The blockade constitutes a massive, flagrant and systematic violation of the human rights of all Cubans. Because of its express purpose and the political, legal and administrative scaffolding on which it is based, it qualifies as an act of genocide under the 1948 Convention on the Prevention and Punishment of the Crime of Genocide.
At current prices, the accumulated damage over almost six decades of implementation of this policy amounts to USD 144,413,400,000. Taking into account the depreciation of the dollar against the value of gold on the international market, the blockade has caused quantifiable damages of over USD 1,098,008,000,000. This value represents a growth of 19 percent over the previous period, as a result of the increase in the price of gold by 18.3 percent.
In this context, the scourge of a global pandemic such as the COVID-19 has posed significant challenges for Cuba, and the country’s efforts to combat it have been significantly limited by the regulations of the U.S. blockade. The genocidal nature of this policy has been reinforced in the midst of the confrontation with the new coronavirus, since the U.S. government has used it, and in particular its extraterritorial component, to deliberately deprive the Cuban people of mechanical ventilators, masks, diagnostic kits, protective glasses, suits, gloves, reagents and other inputs necessary for the management of this disease. The availability of these resources can make the difference between life and death for patients who are carriers of the virus, as well as for the health personnel who care for them.

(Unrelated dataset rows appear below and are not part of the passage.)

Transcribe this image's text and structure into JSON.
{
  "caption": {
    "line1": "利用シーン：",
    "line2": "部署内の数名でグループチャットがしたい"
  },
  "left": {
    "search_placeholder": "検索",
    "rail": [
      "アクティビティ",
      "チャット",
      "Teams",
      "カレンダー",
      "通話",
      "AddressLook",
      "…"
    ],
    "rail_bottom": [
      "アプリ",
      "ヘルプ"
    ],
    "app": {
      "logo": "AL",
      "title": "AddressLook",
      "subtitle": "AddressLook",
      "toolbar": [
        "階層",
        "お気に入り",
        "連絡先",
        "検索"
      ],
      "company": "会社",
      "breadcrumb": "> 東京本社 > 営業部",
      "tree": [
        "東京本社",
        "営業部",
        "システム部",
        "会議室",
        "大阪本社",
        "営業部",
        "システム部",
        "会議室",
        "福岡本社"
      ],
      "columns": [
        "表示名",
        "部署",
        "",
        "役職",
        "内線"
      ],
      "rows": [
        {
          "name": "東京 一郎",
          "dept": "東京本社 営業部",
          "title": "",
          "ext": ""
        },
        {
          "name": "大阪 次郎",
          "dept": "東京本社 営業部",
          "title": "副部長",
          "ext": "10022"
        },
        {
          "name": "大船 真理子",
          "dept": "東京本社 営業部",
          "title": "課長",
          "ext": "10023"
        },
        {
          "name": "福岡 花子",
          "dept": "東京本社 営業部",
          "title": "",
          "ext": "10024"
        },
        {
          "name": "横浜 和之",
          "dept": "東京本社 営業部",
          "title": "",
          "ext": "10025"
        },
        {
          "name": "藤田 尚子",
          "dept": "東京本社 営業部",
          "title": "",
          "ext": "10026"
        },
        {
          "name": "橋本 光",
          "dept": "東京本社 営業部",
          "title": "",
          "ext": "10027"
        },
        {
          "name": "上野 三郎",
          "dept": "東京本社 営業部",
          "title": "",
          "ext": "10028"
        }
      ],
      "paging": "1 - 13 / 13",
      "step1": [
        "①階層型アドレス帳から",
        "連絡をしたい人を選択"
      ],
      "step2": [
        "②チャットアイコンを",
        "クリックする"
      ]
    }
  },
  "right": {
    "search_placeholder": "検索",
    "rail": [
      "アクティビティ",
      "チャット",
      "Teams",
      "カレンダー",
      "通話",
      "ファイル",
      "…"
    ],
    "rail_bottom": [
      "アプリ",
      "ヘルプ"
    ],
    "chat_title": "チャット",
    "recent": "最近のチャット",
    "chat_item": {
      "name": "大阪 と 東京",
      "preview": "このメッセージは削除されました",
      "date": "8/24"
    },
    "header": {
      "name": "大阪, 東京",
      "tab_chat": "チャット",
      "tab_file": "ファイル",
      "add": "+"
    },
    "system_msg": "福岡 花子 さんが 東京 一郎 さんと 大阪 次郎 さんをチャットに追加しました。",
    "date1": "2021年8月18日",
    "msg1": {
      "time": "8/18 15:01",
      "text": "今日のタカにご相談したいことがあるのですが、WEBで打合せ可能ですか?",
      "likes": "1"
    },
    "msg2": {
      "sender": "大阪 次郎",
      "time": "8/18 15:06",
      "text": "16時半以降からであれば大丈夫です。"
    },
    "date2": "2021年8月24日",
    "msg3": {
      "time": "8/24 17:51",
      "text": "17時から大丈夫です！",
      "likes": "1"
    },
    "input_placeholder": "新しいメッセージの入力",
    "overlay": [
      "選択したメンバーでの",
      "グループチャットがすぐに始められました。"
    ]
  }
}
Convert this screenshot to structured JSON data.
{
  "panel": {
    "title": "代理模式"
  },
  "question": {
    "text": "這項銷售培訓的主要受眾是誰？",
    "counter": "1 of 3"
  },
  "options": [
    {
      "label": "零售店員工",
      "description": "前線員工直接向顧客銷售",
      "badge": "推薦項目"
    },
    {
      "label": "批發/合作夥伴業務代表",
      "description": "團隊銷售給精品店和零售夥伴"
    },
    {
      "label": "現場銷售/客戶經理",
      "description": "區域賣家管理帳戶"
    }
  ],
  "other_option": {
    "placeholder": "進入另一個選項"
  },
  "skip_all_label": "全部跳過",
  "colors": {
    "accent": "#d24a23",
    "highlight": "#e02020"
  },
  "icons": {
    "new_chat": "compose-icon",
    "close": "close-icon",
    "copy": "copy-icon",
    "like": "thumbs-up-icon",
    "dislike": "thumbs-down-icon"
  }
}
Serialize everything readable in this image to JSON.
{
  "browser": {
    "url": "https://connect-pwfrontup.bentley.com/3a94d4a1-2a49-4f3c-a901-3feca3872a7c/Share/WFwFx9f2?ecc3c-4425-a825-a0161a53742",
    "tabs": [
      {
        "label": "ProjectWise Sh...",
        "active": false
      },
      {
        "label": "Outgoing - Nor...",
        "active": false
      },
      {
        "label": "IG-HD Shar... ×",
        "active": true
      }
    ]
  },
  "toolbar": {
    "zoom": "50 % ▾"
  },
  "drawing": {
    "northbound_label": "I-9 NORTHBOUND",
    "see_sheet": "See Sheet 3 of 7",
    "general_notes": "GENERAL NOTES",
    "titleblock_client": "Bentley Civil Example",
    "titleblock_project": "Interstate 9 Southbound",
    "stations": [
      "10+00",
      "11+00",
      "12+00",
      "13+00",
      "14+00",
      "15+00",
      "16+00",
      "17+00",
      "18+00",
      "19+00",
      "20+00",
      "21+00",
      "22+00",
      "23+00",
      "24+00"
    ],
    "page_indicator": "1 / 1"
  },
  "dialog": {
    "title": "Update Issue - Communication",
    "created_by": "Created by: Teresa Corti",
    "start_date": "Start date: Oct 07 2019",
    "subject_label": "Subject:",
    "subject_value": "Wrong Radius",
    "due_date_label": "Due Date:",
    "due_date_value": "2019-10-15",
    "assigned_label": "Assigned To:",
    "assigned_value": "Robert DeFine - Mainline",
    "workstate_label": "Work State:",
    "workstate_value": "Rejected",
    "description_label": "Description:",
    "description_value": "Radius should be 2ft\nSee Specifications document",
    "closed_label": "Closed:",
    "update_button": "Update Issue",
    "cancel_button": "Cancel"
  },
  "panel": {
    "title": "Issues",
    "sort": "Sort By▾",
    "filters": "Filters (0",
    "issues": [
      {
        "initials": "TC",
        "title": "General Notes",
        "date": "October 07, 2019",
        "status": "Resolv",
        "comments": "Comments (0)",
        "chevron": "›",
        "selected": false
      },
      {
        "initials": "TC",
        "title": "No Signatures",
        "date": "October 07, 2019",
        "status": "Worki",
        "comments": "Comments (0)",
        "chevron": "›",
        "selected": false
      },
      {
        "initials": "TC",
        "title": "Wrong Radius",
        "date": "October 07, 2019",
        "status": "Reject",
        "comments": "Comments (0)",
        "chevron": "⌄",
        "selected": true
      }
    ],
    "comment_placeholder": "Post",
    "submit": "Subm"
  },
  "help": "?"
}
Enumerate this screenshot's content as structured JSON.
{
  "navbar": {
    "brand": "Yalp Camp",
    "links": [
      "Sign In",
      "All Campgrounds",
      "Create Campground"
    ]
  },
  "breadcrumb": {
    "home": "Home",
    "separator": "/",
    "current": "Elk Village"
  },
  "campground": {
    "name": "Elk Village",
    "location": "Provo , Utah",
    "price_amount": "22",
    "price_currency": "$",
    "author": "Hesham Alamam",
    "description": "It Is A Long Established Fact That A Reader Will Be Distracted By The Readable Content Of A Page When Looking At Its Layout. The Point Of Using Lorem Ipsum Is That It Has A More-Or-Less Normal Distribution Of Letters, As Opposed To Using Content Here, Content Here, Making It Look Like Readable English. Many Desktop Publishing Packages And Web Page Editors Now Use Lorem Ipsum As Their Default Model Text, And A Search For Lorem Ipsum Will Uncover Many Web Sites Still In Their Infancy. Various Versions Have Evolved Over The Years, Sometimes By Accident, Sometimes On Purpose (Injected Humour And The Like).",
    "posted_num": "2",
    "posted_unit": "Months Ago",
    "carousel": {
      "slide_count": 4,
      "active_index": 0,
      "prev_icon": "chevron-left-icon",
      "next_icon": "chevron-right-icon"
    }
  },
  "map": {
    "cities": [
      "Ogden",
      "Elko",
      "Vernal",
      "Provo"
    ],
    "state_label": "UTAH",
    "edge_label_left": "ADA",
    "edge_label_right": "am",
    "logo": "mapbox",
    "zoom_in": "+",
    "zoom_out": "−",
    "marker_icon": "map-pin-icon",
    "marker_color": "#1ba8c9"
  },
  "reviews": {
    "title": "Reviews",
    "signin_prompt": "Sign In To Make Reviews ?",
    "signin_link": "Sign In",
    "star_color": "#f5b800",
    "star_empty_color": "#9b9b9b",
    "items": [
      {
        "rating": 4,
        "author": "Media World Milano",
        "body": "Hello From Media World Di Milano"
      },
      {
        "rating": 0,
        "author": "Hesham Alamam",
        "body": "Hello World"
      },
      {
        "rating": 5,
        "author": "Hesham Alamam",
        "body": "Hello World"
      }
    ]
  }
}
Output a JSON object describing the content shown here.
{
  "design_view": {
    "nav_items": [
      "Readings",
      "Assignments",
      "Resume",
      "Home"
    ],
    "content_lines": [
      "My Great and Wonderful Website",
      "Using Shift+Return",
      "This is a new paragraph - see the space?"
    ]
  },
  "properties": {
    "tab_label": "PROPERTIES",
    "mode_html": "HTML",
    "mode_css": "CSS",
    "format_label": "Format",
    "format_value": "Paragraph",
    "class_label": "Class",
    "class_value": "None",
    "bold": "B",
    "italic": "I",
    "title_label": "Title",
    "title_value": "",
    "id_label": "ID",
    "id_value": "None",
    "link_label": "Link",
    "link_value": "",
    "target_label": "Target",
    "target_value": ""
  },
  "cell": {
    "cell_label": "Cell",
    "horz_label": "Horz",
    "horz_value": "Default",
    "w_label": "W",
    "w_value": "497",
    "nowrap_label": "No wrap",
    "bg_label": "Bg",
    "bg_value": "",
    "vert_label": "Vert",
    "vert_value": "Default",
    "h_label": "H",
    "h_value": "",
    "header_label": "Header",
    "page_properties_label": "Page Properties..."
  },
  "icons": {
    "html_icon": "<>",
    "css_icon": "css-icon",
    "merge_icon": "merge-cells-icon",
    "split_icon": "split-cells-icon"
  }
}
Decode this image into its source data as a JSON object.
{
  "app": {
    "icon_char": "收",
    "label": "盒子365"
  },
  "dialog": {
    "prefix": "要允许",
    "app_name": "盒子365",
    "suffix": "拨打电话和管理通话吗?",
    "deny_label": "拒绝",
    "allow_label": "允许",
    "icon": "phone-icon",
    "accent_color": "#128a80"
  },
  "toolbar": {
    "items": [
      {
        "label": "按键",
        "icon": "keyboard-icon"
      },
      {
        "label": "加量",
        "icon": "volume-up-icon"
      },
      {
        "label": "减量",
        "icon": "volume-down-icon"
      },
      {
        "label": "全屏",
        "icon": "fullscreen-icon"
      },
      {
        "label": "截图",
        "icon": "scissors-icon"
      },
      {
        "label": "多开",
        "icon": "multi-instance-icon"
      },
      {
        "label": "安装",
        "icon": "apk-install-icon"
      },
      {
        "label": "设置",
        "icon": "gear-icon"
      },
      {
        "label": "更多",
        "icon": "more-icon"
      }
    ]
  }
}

This has not been enough for the U.S. government, which has also launched a crusade to try to discredit and hinder the international medical cooperation that Cuba offers, spreading slanders and going so far as to require other countries to refrain from requesting it, even in the midst of the health emergency created by COVID-19 in the world.
Despite its actions, the U.S. government has not been able to prevent that until July 1st, 2020, more than 3 thousand Cuban collaborators, organized in 38 medical brigades, contribute to the fight against this pandemic in 28 countries and 3 non-autonomous territories. These efforts have also been joined by the more than 28 thousand Cuban health professionals who were already providing their services in 59 nations before COVID-19.
In addition to the above actions, the terrorist attack perpetrated against the Cuban Embassy in the United States on April 30, 2020, is also a case in point. The complicit silence of the U.S. government and its inability to denounce or make a public statement about this terrorist act is evidence of its commitment to inciting violence and messages of hatred against Cuba and its nationals, a conduct that encourages the execution of acts of this nature. The political passivity of the U.S. government in the face of an assault rifle attack on a diplomatic mission in the country’s capital calls into question the fulfillment of its obligations under the 1961 Vienna Convention on Diplomatic Relations.
On May 12, 2020, the U.S. Department of State notified Congress of its decision to list a group of countries, including Cuba, among those certified under Section 40A (a) of the Arms Export Control Act as “countries not fully cooperating” with U.S. anti-terrorism efforts during 2019. With this action, the U.S. government intends to hide its record of state terrorism against Cuba, which has been a permanent instrument of its aggressive policy towards the island.
In the current situation, in which humanity is facing an economic and social crisis accentuated by the COVID-19 pandemic, whose dimensions nobody is able to predict with certainty, it is more necessary than ever that the international community demands the lifting of the blockade imposed by the government of the United States against Cuba, which constitutes the most complex and prolonged system of unilateral coercive measures ever imposed against any country.